[1]. C. J. Werleman defines the prohibitive measure itself (i.e., the burqa ban of right-wing legislators) as “a form of secular extremism, no more, or no less insidious or threatening than religious forms of extremism”. See C. J. Werleman, Denmark’s burqa ban: A lurch towards secular extremism, The New Arab, 6 June 2018, available at <https://www.alaraby.co.uk/english/comment/2018/6/6/denmarks-burqa-ban-a-lurch-towards-secular-extremism>.

[1]. Office of the Danish State, Prime Minister’s Parliamentary Opening Speech in 1999, available at <http://www.stm.dk/_p_7628.html>.

[1]. Sine R. Lund, DK: Derfor gik vi ikke i regering, Altinget, 5 August 2015, available at <https://www.altinget.dk/artikel/df-derfor-gik-vi-ikke-i-regering> (for DK’s political power calculation).

[1]. The same trend can be ascertained in the case of other restrictive measures that Denmark has recently introduced for immigrants in general.

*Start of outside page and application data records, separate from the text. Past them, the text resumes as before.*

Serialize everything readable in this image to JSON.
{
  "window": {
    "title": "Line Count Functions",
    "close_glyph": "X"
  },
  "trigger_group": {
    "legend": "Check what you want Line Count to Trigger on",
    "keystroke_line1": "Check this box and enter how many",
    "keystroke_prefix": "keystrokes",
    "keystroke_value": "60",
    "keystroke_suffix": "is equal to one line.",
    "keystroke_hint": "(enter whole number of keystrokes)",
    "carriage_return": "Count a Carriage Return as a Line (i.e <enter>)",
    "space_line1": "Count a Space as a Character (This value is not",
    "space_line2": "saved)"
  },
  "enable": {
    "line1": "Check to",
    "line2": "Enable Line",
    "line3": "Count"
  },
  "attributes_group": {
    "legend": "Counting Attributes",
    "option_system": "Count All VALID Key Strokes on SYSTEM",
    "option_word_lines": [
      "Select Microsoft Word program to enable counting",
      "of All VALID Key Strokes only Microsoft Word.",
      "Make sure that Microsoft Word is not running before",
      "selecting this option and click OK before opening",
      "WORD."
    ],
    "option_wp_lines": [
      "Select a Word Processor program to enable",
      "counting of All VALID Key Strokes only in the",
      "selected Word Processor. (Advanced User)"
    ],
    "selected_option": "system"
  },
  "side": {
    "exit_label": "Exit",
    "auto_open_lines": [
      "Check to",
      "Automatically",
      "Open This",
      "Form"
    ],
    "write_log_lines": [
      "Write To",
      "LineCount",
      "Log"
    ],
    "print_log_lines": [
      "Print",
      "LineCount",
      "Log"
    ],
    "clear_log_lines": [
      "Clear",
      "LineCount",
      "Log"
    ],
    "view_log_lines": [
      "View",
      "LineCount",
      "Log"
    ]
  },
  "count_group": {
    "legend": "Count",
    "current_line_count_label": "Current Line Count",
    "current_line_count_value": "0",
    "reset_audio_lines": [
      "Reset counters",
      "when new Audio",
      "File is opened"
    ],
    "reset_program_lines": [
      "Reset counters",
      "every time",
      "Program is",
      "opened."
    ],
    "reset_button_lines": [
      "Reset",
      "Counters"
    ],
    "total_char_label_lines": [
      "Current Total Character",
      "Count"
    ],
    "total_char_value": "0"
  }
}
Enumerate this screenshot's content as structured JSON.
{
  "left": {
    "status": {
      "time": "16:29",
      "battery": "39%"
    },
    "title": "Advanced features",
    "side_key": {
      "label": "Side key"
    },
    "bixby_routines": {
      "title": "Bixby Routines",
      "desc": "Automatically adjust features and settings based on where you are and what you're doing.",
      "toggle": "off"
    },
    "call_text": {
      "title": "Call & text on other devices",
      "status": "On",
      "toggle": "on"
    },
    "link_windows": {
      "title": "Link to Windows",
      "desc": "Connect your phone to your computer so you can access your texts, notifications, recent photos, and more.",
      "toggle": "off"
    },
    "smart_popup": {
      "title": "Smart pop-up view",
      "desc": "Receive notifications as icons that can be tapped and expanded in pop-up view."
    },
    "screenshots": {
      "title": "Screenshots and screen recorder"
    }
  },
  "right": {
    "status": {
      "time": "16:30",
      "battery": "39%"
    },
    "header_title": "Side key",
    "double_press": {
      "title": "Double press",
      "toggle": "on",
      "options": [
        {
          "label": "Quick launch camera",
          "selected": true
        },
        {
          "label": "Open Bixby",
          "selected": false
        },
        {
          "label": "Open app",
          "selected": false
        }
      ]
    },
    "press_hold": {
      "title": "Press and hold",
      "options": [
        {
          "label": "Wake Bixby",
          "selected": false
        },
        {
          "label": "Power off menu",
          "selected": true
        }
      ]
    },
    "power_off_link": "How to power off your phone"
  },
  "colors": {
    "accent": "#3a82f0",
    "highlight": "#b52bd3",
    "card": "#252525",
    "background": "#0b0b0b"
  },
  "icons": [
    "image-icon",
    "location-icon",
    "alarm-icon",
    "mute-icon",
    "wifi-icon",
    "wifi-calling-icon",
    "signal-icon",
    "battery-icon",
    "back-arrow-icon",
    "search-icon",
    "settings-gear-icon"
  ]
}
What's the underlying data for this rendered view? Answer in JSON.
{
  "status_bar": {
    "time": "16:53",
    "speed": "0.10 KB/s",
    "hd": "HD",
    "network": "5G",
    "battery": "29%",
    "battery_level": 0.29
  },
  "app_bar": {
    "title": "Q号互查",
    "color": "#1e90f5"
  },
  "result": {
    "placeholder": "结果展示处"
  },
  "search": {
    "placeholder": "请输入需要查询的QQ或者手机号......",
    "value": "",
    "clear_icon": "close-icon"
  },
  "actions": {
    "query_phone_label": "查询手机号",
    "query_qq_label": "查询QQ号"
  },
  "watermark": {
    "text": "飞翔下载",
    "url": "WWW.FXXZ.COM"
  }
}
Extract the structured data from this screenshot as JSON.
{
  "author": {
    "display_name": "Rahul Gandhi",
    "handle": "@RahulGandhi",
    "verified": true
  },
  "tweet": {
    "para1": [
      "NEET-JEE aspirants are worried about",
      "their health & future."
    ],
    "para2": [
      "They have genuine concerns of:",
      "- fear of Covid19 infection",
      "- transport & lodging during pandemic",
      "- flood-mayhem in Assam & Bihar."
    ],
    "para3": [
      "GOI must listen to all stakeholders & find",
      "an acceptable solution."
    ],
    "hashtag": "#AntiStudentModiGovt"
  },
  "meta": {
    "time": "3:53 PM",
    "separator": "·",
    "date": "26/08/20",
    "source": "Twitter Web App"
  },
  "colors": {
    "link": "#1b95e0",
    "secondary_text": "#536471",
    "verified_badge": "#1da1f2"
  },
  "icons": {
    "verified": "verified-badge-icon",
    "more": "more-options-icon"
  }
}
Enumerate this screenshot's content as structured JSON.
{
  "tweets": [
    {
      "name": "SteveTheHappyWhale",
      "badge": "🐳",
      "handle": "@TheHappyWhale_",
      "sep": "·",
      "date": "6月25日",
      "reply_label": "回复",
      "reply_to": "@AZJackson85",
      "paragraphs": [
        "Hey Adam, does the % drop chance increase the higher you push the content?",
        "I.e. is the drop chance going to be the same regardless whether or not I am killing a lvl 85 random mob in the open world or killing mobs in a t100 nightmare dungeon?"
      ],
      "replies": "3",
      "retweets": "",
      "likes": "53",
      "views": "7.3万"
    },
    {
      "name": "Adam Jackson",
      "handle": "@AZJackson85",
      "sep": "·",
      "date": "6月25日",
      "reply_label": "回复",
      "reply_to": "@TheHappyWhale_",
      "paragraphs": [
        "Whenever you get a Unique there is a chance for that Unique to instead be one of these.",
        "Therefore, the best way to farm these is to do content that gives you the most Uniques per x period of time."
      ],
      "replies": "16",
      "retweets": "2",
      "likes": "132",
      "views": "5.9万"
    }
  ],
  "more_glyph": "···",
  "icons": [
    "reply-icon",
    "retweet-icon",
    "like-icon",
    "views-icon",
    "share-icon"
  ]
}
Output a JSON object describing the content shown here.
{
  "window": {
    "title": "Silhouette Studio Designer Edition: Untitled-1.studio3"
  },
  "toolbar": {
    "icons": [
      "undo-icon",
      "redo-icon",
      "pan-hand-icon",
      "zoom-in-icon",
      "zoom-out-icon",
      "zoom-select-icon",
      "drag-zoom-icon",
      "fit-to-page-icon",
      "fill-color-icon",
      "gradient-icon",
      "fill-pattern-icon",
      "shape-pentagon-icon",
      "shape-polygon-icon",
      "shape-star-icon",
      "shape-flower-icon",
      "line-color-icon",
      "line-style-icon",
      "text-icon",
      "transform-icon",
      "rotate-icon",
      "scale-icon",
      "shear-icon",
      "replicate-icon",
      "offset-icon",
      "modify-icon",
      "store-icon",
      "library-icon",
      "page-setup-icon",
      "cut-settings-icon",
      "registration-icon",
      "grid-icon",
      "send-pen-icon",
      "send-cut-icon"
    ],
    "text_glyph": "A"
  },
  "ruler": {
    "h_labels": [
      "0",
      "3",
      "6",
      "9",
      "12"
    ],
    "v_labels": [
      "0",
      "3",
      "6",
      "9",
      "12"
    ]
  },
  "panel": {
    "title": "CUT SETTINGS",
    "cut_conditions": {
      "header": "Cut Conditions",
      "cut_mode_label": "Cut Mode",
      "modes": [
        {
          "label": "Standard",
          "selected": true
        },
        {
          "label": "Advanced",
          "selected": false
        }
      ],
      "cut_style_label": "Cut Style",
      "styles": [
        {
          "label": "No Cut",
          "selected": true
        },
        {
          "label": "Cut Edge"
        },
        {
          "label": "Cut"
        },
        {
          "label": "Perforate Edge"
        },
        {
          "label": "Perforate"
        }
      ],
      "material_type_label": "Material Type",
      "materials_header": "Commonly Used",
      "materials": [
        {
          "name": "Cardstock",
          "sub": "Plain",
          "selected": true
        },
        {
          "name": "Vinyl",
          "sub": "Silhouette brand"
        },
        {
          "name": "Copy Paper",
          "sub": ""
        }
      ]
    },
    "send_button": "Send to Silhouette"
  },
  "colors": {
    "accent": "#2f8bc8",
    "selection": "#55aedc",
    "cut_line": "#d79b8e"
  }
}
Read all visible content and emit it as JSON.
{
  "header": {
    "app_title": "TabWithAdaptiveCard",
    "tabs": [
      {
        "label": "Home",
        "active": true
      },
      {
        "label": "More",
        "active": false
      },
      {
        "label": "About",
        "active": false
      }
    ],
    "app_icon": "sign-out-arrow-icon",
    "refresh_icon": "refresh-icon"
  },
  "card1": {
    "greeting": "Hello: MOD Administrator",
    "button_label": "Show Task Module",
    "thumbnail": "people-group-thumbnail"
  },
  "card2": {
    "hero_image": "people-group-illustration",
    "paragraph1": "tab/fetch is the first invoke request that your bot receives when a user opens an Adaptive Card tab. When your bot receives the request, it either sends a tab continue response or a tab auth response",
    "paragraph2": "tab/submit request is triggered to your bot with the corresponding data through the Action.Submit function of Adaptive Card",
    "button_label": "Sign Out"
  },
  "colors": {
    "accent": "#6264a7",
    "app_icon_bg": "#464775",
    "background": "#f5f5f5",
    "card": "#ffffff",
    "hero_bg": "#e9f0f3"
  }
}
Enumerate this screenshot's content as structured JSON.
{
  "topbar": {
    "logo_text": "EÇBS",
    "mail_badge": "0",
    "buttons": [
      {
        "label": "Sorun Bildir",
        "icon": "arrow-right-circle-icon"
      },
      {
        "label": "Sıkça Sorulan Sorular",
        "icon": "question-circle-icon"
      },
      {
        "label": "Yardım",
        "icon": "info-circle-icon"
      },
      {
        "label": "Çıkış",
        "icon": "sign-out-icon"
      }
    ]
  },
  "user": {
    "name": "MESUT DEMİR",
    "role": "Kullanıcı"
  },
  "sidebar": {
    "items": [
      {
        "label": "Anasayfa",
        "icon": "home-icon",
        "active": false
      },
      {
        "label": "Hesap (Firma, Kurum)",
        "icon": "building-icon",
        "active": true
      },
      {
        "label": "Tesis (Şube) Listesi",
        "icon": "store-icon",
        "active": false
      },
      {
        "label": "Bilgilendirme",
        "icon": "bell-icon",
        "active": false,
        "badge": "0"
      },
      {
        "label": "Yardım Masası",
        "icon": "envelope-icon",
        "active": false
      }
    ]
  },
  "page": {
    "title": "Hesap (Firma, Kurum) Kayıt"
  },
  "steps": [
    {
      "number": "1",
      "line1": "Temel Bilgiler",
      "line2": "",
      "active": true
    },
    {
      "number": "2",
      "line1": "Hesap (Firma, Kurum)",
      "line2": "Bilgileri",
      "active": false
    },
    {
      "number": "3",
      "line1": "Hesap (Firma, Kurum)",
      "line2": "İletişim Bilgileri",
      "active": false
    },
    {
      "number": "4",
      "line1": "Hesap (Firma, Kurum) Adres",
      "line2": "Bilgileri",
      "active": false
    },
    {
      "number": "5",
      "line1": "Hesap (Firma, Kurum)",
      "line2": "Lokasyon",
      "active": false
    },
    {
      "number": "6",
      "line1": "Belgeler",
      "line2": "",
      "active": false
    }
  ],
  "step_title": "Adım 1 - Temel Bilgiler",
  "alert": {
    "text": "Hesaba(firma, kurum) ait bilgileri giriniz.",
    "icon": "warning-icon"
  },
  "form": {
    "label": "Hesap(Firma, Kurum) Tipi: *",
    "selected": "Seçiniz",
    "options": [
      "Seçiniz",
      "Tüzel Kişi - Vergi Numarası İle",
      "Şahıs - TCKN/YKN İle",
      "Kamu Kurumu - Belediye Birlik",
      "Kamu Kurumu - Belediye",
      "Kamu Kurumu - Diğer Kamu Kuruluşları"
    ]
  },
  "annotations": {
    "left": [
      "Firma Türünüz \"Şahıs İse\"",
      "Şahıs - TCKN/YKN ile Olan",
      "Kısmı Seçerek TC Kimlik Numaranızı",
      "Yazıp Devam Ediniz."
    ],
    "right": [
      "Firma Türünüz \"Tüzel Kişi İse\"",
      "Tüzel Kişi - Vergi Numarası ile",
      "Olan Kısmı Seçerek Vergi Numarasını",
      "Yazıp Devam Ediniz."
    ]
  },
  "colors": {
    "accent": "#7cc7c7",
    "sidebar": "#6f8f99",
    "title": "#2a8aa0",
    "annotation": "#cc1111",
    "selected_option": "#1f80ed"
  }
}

See Staff Writer, Is this Europe’s most drastic move yet against ‘migrant ghettos’?, The World Weekly, 9 March 2018, available at <https://www.theworldweekly.com/reader/view/16044/is-this-europes-most-drastic-move-yet-against-migrant-ghettos>.

[1]. Ritzau, Niqab-klædt kvinde: Burkaforbud er social kontrol fra staten, Jyllands-Posten, 4 June 2018,  available at

<https://jyllands-posten.dk/politik/ECE10489443/niqabklaedt-kvinde-burkaforbud-er-social-kontrol-fra-staten>; Kvinder i Dialog, available at <http://www.kvinderidialog.dk> and <https://iphone.facebook.com/kvinderidialog/?__tn__=CH-R> (for the new grassroots movement in Denmark Women in Dialogue that consists of both burqa/niqab-wearers and non-wearers who agree that the Danish ban constitutes a strategy of “discrimination, criminalization and oppression” and who are committed to the activist goal of protest and demonstration, especially on 1 August 2018 where the ban enters into force. One of the slogans of Women in Dialogue is “No to liberal hypocrisy”.

[1]. Evans, supra note 79.

[1]. Brudney, supra note 90, at 44.

[1]. H. C. Andersen Centre, available at

<http://www.andersen.sdu.dk/vaerk/hersholt/TheEmperorsNewClothes_e.html>.

[1]. See Giuliana Ziccardi Capaldo, The Law of the Global Community: An Integrated System to Enforce “Public”International Law, 1 GLOBAL COMMUNITY YILJ 71, 75, 77, 104, 115, 119 (2001).

[1]. The names of individual contributors are on file with the research director, who assumes the full and sole responsibility for the recommendations. However, a special thank you should be extended to, respectively, Dr. Baldwin for recommendation III and Dr. Mack for recommendation IV.

[1]. Anja Matwijkiw & Bronik Matwijkiw, A Modern Perspective on International Criminal Law: Accountability as a Meta-Right, in The Theory and Practice of International Criminal Law: Essays in Honor of M. Cherif Bassiouni 68 (Leila N. Sadat & Michael P. Scharf eds., 2008).

[1]. I owe this insight to Dr. Baldwin.

[1]. I credit Dr. Mack for this point of view.

[1]. For the centrality of humanistic values in (global) justice, see M. Cherif Bassiouni, Crimes Against Humanity: Historical Evolution and Contemporary Application (2011); Anja Matwijkiw & Bronik Matwijkiw, The Value Question and Legal Doctrine: The Inescapability of Ethics, in (special issue) Ethics & International Criminal Law (Anja Matwijkiw ed.), 16/2 International Criminal Law Review 323 (2016).